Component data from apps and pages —
○ ○ ○ ○ ○ ○ ○

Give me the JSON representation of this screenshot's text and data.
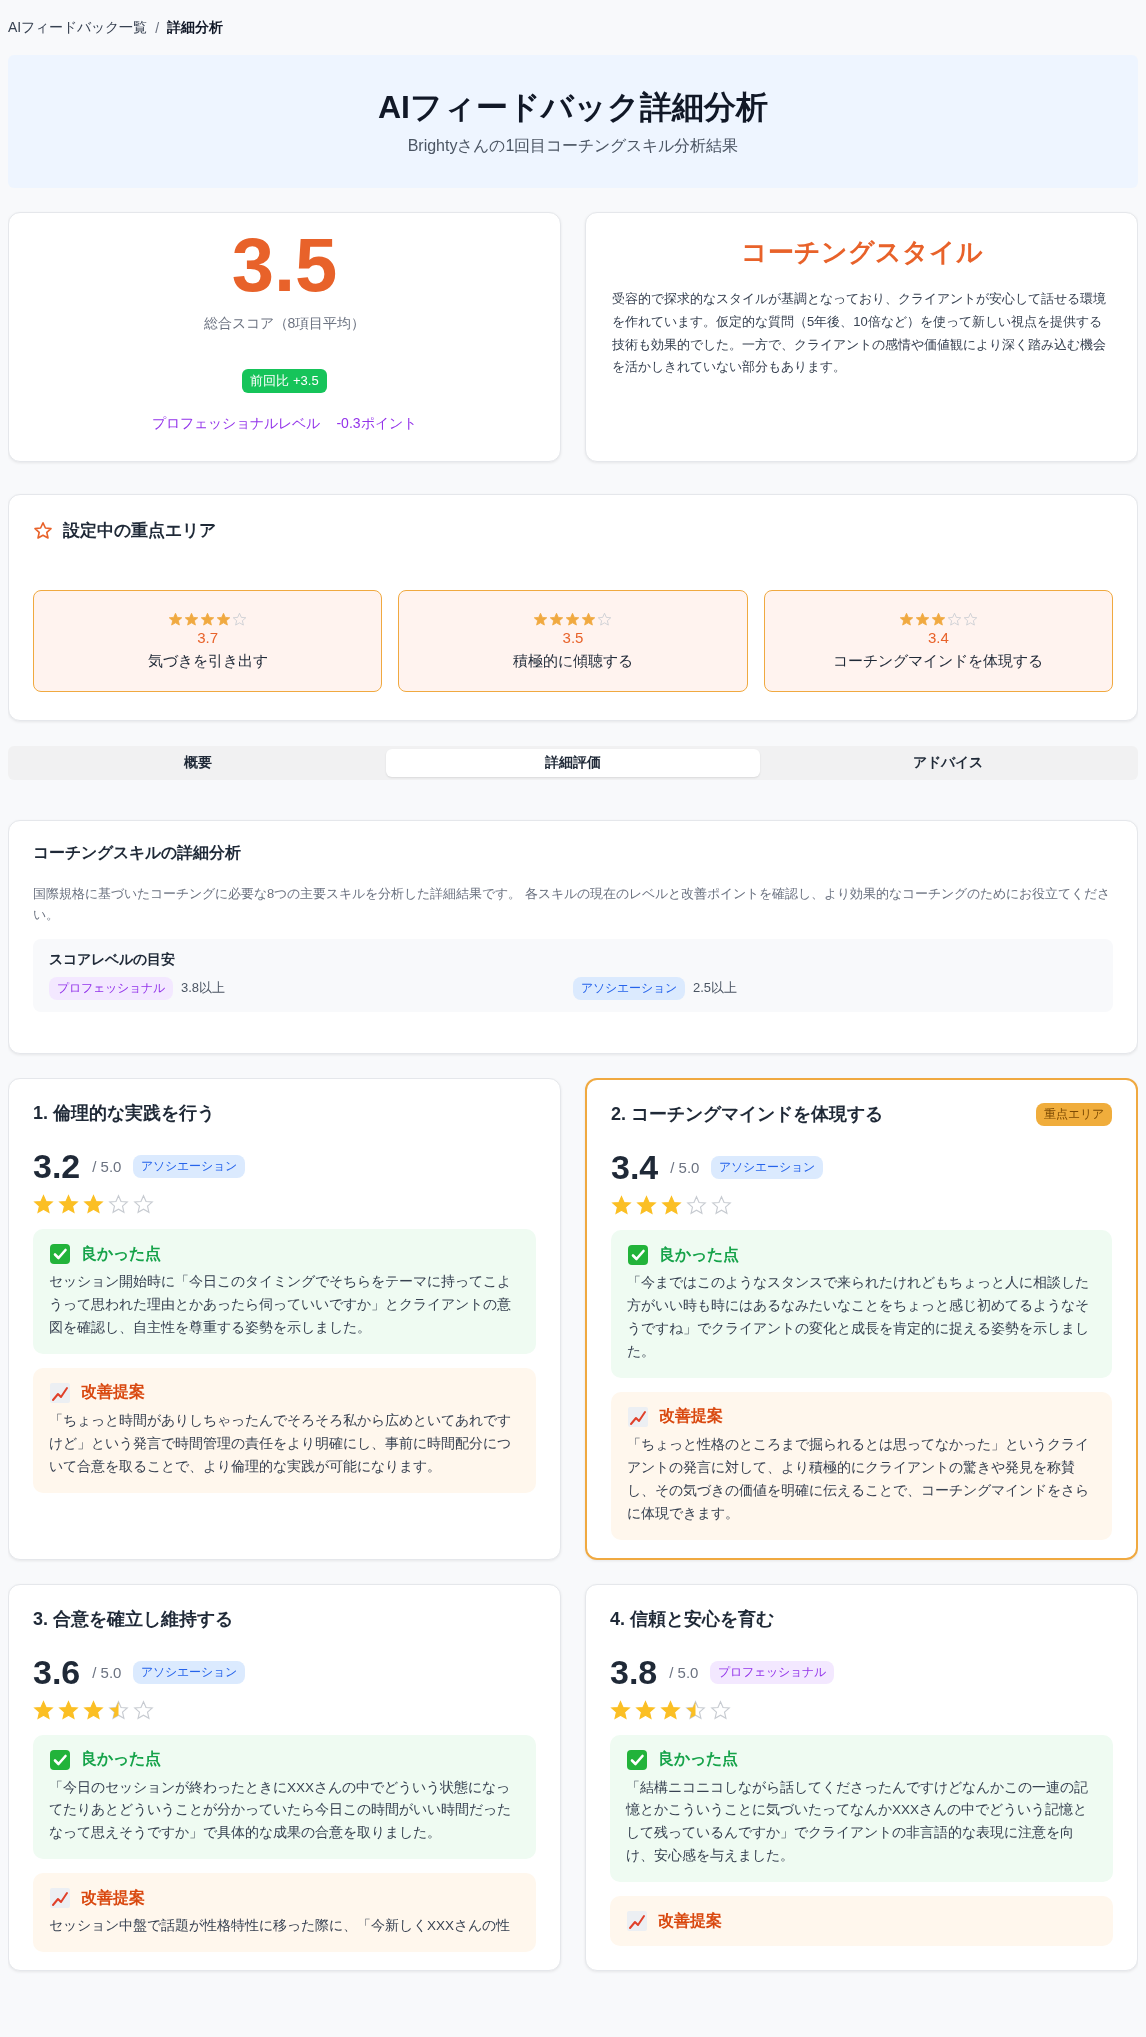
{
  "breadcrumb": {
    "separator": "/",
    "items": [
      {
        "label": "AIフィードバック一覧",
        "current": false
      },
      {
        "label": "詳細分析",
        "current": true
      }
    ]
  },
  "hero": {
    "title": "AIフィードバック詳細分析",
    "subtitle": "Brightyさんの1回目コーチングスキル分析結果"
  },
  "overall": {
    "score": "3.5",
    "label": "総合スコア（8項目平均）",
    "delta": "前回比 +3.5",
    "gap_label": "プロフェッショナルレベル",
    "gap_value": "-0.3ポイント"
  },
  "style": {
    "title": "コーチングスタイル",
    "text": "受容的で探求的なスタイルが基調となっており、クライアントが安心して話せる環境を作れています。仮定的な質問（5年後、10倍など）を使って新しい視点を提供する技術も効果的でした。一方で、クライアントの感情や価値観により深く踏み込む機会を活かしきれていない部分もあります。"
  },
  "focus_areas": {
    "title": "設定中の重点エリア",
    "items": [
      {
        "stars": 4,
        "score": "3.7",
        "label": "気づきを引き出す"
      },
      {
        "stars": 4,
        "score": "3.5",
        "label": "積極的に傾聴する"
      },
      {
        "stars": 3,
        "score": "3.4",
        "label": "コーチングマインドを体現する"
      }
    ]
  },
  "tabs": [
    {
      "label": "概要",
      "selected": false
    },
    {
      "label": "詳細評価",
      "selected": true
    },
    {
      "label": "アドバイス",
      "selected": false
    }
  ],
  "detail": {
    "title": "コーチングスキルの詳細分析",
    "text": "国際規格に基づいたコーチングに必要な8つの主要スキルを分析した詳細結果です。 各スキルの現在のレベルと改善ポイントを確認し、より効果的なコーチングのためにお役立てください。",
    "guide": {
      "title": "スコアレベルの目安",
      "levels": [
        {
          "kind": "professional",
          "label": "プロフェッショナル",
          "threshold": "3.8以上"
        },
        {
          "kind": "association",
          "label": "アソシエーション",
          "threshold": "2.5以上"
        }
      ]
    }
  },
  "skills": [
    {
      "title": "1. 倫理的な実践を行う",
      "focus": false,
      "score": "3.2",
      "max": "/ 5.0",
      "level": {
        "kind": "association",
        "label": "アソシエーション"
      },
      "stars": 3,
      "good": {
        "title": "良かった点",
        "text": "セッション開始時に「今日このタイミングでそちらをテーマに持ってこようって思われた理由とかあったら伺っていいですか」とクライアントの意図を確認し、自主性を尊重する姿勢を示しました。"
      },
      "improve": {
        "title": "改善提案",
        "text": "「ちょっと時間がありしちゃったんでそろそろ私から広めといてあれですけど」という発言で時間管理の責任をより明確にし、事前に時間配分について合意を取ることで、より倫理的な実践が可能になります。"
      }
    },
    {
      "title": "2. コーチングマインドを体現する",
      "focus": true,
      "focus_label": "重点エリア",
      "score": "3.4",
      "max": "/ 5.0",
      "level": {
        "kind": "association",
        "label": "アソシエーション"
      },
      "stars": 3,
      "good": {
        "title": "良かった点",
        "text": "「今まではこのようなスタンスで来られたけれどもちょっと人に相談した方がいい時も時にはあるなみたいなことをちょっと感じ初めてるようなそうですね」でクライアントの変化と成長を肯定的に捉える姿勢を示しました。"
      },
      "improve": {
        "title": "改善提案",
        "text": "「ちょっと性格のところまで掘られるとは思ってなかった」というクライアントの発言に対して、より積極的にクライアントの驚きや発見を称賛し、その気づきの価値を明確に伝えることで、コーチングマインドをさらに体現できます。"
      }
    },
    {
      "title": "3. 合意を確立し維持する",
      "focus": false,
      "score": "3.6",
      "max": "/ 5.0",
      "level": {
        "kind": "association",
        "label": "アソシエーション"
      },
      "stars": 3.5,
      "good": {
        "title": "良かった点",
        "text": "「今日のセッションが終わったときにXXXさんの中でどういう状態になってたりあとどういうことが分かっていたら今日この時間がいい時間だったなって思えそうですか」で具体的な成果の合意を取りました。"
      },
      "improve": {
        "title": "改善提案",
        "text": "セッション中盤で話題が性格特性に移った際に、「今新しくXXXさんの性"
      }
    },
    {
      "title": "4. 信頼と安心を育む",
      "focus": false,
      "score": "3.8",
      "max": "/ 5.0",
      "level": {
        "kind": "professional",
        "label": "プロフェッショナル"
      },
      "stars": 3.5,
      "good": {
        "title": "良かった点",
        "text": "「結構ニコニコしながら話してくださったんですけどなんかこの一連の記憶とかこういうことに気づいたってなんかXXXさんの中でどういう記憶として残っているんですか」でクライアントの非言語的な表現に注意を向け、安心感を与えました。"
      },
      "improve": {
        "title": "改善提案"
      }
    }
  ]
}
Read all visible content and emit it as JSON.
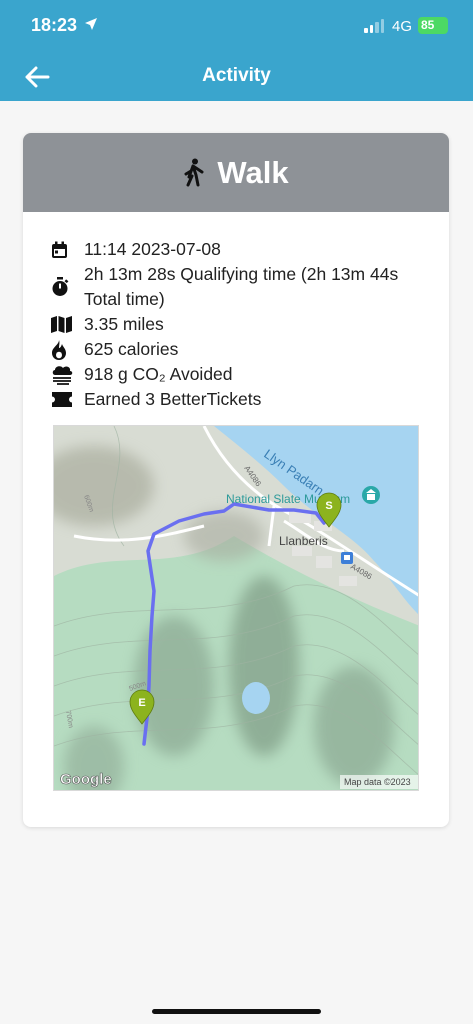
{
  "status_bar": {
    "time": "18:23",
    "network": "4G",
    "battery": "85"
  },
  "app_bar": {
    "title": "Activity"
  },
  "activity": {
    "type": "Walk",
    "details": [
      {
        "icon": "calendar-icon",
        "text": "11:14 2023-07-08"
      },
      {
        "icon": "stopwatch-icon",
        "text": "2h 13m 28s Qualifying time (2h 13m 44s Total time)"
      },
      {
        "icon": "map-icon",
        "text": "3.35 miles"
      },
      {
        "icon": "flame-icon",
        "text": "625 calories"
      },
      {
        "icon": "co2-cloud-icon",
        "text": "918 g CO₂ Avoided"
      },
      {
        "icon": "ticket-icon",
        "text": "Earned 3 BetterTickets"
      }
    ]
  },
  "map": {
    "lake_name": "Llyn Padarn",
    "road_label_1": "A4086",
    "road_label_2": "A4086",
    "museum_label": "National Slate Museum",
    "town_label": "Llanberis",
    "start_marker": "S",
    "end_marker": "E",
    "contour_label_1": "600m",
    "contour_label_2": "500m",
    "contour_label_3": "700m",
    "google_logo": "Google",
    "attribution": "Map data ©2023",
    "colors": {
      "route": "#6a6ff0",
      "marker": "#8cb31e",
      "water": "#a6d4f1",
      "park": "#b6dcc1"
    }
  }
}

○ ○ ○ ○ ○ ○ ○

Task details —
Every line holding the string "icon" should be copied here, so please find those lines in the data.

Result of this exercise —
        "icon": "calendar-icon",
        "icon": "stopwatch-icon",
        "icon": "map-icon",
        "icon": "flame-icon",
        "icon": "co2-cloud-icon",
        "icon": "ticket-icon",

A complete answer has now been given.